To keep the event authentic and fun, two upperclassmen hosted the live stream and interviewed first-year students on the ground as they filled in the numbers for the photo shoot. Senior Ashley Alman and Junior Vinesh Kapil did an amazing job and provided entertaining commentary throughout the event. We practiced a run-through with them for about 20 minutes before we went live, but they were mainly unscripted, which we hope made Mom and Dad feel like they were on the field with us Wednesday evening.








The Twitter hashtag #Duke2016 is being used for all Orientation Week activities, and was especially used by parents during the photo shoot event. UStream is great because it has a social stream function where viewers can connect their Facebook and Twitter accounts to join the conversation.
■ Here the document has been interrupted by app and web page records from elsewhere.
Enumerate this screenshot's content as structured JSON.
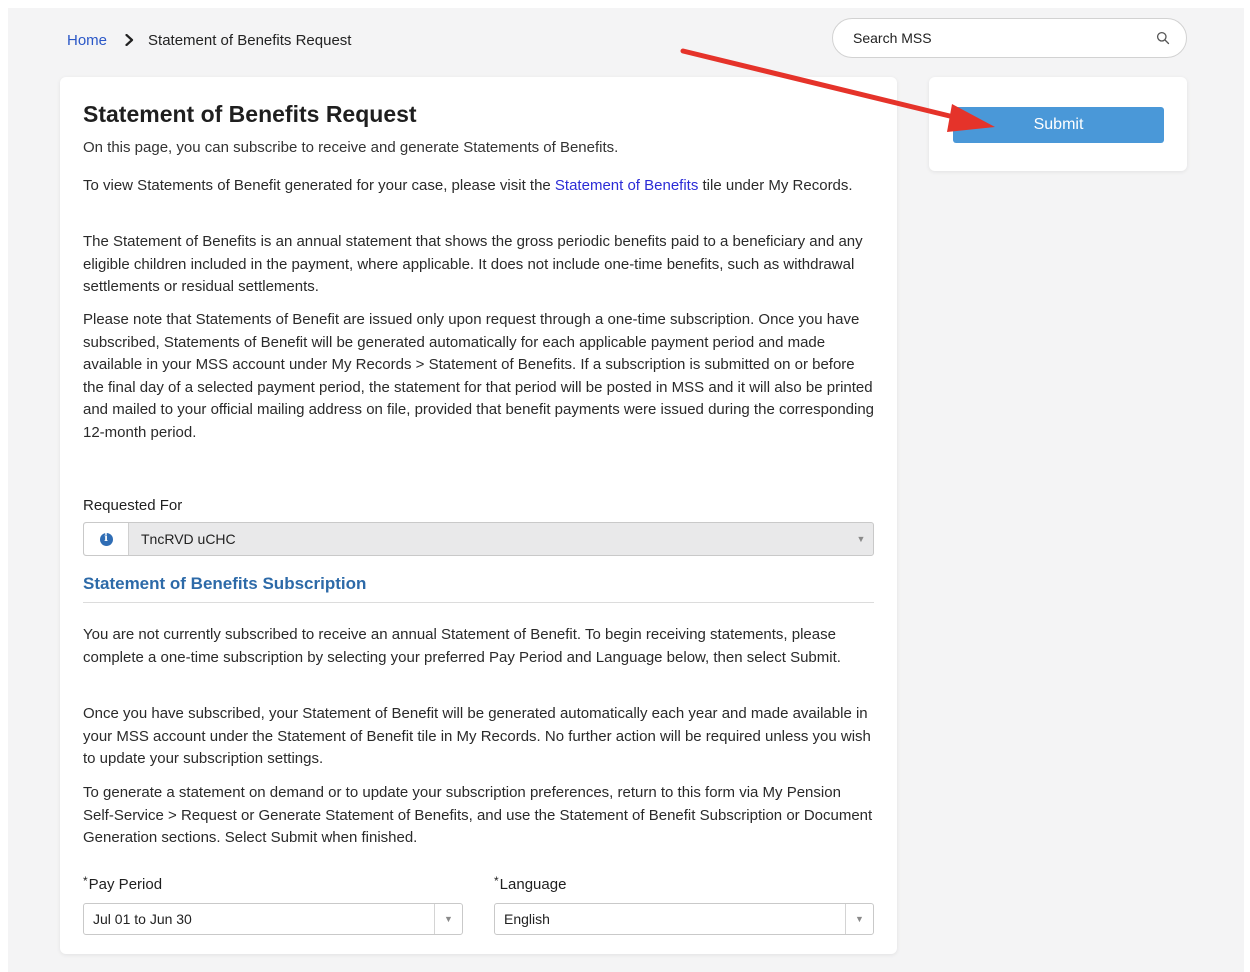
{
  "breadcrumb": {
    "home": "Home",
    "current": "Statement of Benefits Request"
  },
  "search": {
    "placeholder": "Search MSS"
  },
  "main": {
    "title": "Statement of Benefits Request",
    "subtitle": "On this page, you can subscribe to receive and generate Statements of Benefits.",
    "visit_prefix": "To view Statements of Benefit generated for your case, please visit the ",
    "visit_link": "Statement of Benefits",
    "visit_suffix": " tile under My Records.",
    "para1": "The Statement of Benefits is an annual statement that shows the gross periodic benefits paid to a beneficiary and any eligible children included in the payment, where applicable. It does not include one-time benefits, such as withdrawal settlements or residual settlements.",
    "para2": "Please note that Statements of Benefit are issued only upon request through a one-time subscription. Once you have subscribed, Statements of Benefit will be generated automatically for each applicable payment period and made available in your MSS account under My Records > Statement of Benefits. If a subscription is submitted on or before the final day of a selected payment period, the statement for that period will be posted in MSS and it will also be printed and mailed to your official mailing address on file, provided that benefit payments were issued during the corresponding 12-month period.",
    "requested_for_label": "Requested For",
    "requested_for_value": "TncRVD uCHC"
  },
  "subscription": {
    "title": "Statement of Benefits Subscription",
    "para1": "You are not currently subscribed to receive an annual Statement of Benefit. To begin receiving statements, please complete a one-time subscription by selecting your preferred Pay Period and Language below, then select Submit.",
    "para2": "Once you have subscribed, your Statement of Benefit will be generated automatically each year and made available in your MSS account under the Statement of Benefit tile in My Records. No further action will be required unless you wish to update your subscription settings.",
    "para3": "To generate a statement on demand or to update your subscription preferences, return to this form via My Pension Self-Service > Request or Generate Statement of Benefits, and use the Statement of Benefit Subscription or Document Generation sections. Select Submit when finished.",
    "required_mark": "*",
    "pay_period_label": "Pay Period",
    "pay_period_value": "Jul 01 to Jun 30",
    "language_label": "Language",
    "language_value": "English"
  },
  "actions": {
    "submit_label": "Submit"
  },
  "icons": {
    "breadcrumb_separator": "chevron-right-icon",
    "search": "search-icon",
    "info": "info-icon",
    "dropdown": "caret-down-icon",
    "annotation": "red-arrow"
  },
  "colors": {
    "link": "#2a57c7",
    "section_title": "#2d6aa8",
    "submit_button": "#4a98d8",
    "annotation_arrow": "#e5332a",
    "info_icon": "#2f6db5"
  }
}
We had many parents participating through social media as they looked for sons and daughters in the 2016 on East Campus.



We live-streamed the event last year, but chose to treat it as a beta test and not do promotion around the production. This year, feeling more confident in ourselves, we used social media and traditional channels to promote the event to incoming students and their parents. We utilized the Class of 2016 private Facebook group and the #Duke2016 hashtag to spread news about the event. Also, our Student Affairs friends kindly sent an email to first-year parents a week ahead of the event, letting them know to tune in on Wednesday night to watch their students participate in their first big Duke tradition. Finally, UStream featured the event on their homepage, which definitely helped with traffic flow. We ended up having over 4,000 total viewers during the live-stream and are interested to watch the viewer numbers on the archived video.

I’m interested to hear how you would improve this project next year. Please leave feedback and questions in the comments section below!

Watch the entire video here: httpv://


Join a Hangout with Duke

April is here, and as this is a very important month for undergraduate admissions, Duke is trying out new ways to connect prospective and current students using social media.

One of the new ways our admissions office is connecting students is through a new Google technology, Google+ Hangouts On Air. We are using Hangouts On Air to host eight student video chats during the month of April about different themes that prospective students are interested in learning more about. These themes include academics, spirit and the first-year experience on East Campus – all important considerations for students making the difficult decision about where to attend college.

We’re excited to try out this new platform and partner with Google on beta testing this new technology. So far, we’ve had two very successful chats with dozens of questions asked by prospective students. We feel like it’s really important to utilize new technologies to let Duke students talk about their real-life stories and build relationships with incoming students.

In addition to streaming all of the video chats live on our Duke Undergraduate Admissions Google+ Page, we’ll be archiving the videos on our YouTube channel and Duke’s video site, Duke On Demand.

How else could we be using this technology for events and conversations across campus?